On 27 September 2019 the patient attended the clinic for a review of a lump in his right armpit which had become painful.  He was seen by another doctor at the clinic.  That doctor noted the histology report in the patient’s notes and urgently referred the patient to the hospital for assessment of the lump.


Results of the assessment were that the lump was cancerous.  An ACC Treatment Injury Claim made on 11 November 2019 stated the patient had metastatic melanoma, potentially avoidable or more proactively managed with appropriate action.


Sadly, the patient died before the Tribunal was able to hear the charge.




The Tribunal found all particulars of the charge established and that separately and when taken together amounted to professional misconduct warranting disciplinary sanction.

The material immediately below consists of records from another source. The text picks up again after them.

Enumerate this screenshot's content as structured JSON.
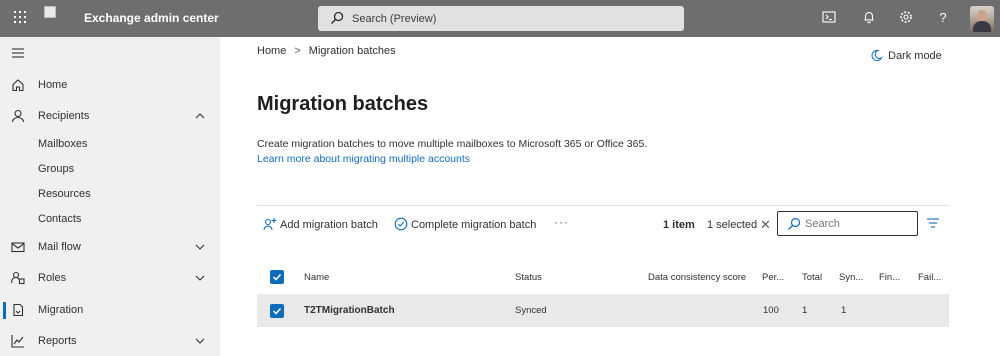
{
  "topbar": {
    "app_title": "Exchange admin center",
    "search_placeholder": "Search (Preview)",
    "icons": [
      "waffle-icon",
      "terminal-icon",
      "bell-icon",
      "gear-icon",
      "help-icon"
    ],
    "help_glyph": "?"
  },
  "nav": {
    "items": [
      {
        "label": "Home",
        "icon": "home-icon"
      },
      {
        "label": "Recipients",
        "icon": "person-icon",
        "expanded": true
      },
      {
        "label": "Mail flow",
        "icon": "mail-icon"
      },
      {
        "label": "Roles",
        "icon": "roles-icon"
      },
      {
        "label": "Migration",
        "icon": "migration-icon",
        "active": true
      },
      {
        "label": "Reports",
        "icon": "chart-icon"
      }
    ],
    "recipients_children": [
      "Mailboxes",
      "Groups",
      "Resources",
      "Contacts"
    ]
  },
  "breadcrumb": {
    "home": "Home",
    "current": "Migration batches",
    "separator": ">"
  },
  "dark_mode_label": "Dark mode",
  "page": {
    "title": "Migration batches",
    "description": "Create migration batches to move multiple mailboxes to Microsoft 365 or Office 365.",
    "learn_more": "Learn more about migrating multiple accounts"
  },
  "commands": {
    "add": "Add migration batch",
    "complete": "Complete migration batch",
    "more": "···",
    "items_count": "1 item",
    "selected_count": "1 selected",
    "clear_glyph": "✕",
    "search_placeholder": "Search"
  },
  "table": {
    "columns": [
      "Name",
      "Status",
      "Data consistency score",
      "Per...",
      "Total",
      "Syn...",
      "Fin...",
      "Fail..."
    ],
    "rows": [
      {
        "name": "T2TMigrationBatch",
        "status": "Synced",
        "data_consistency_score": "",
        "per": "100",
        "total": "1",
        "synced": "1",
        "finalized": "",
        "failed": "",
        "selected": true
      }
    ]
  },
  "colors": {
    "accent": "#0f6cbd",
    "topbar": "#6e6e6e",
    "nav_bg": "#f0f0f0",
    "row_selected": "#e9e9e9"
  }
}
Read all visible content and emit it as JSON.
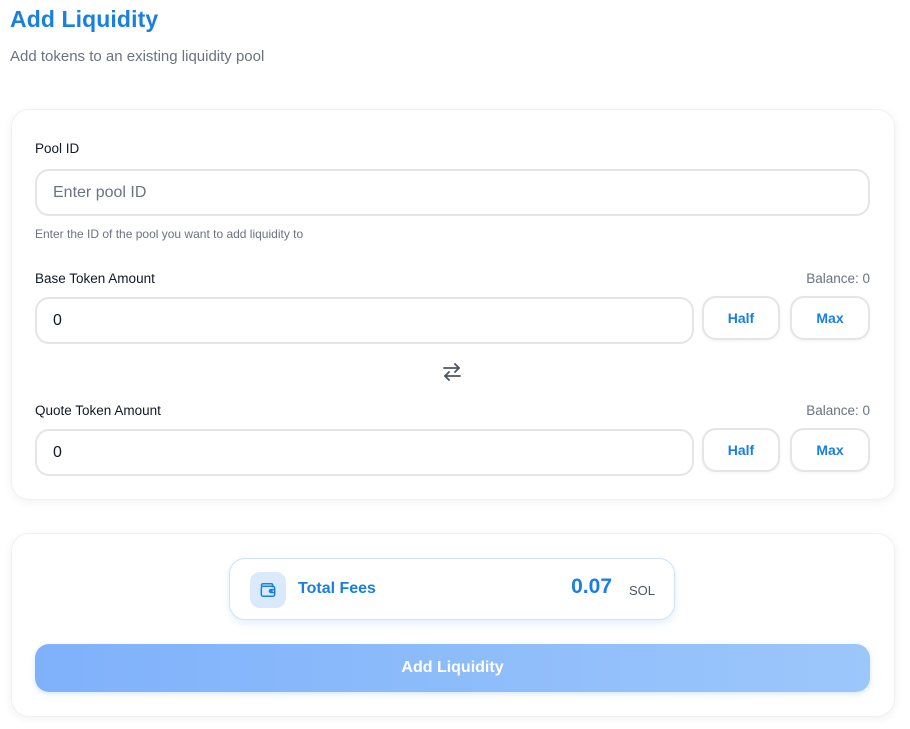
{
  "header": {
    "title": "Add Liquidity",
    "subtitle": "Add tokens to an existing liquidity pool"
  },
  "form": {
    "pool_id": {
      "label": "Pool ID",
      "value": "",
      "placeholder": "Enter pool ID",
      "hint": "Enter the ID of the pool you want to add liquidity to"
    },
    "base_token": {
      "label": "Base Token Amount",
      "balance": "Balance: 0",
      "value": "0",
      "half_label": "Half",
      "max_label": "Max"
    },
    "swap_icon": "swap-arrows-icon",
    "quote_token": {
      "label": "Quote Token Amount",
      "balance": "Balance: 0",
      "value": "0",
      "half_label": "Half",
      "max_label": "Max"
    }
  },
  "fees": {
    "icon": "wallet-icon",
    "label": "Total Fees",
    "value": "0.07",
    "unit": "SOL"
  },
  "submit": {
    "label": "Add Liquidity"
  },
  "colors": {
    "accent": "#1a7fe0",
    "button_gradient_start": "#7fb1fb",
    "button_gradient_end": "#9cc7fb",
    "fees_icon_bg": "#d8eafc",
    "muted_text": "#6b7280"
  }
}
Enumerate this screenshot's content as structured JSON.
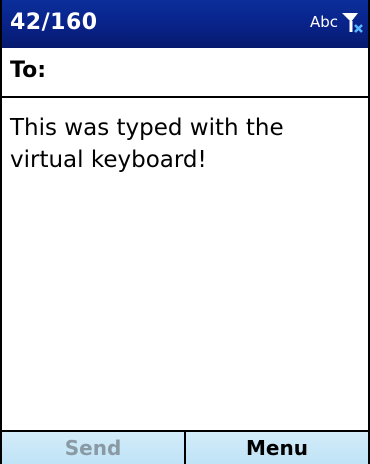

The Tribunal accepted the evidence of the expert witness that it was possible the patient presented late with an already advanced lesion which in his opinion had almost certainly metastasised prior to the patient’s initial presentation and that earlier referral would not have altered the ultimate outcome.  Notwithstanding that, the Tribunal found the doctor failed to follow the widely accepted best practice clinical guidelines for diagnosis, treatment and care of patients with advanced melanoma.  This failure delayed any opportunity for early intervention and left the patient not knowing that he had potentially life-threatening cancer which required urgent referral to specialist care.




The Tribunal ordered:


  • Censure;
  • Suspension of registration for three months;
  • Conditions on practice up to three years should the doctor return to medical practice in New Zealand;
  • Fine of $5,000;
  • 35% contribution to of the costs of the Director of Proceedings and the Tribunal fixed at $26,000


The Tribunal directed publication of the decision and a summary.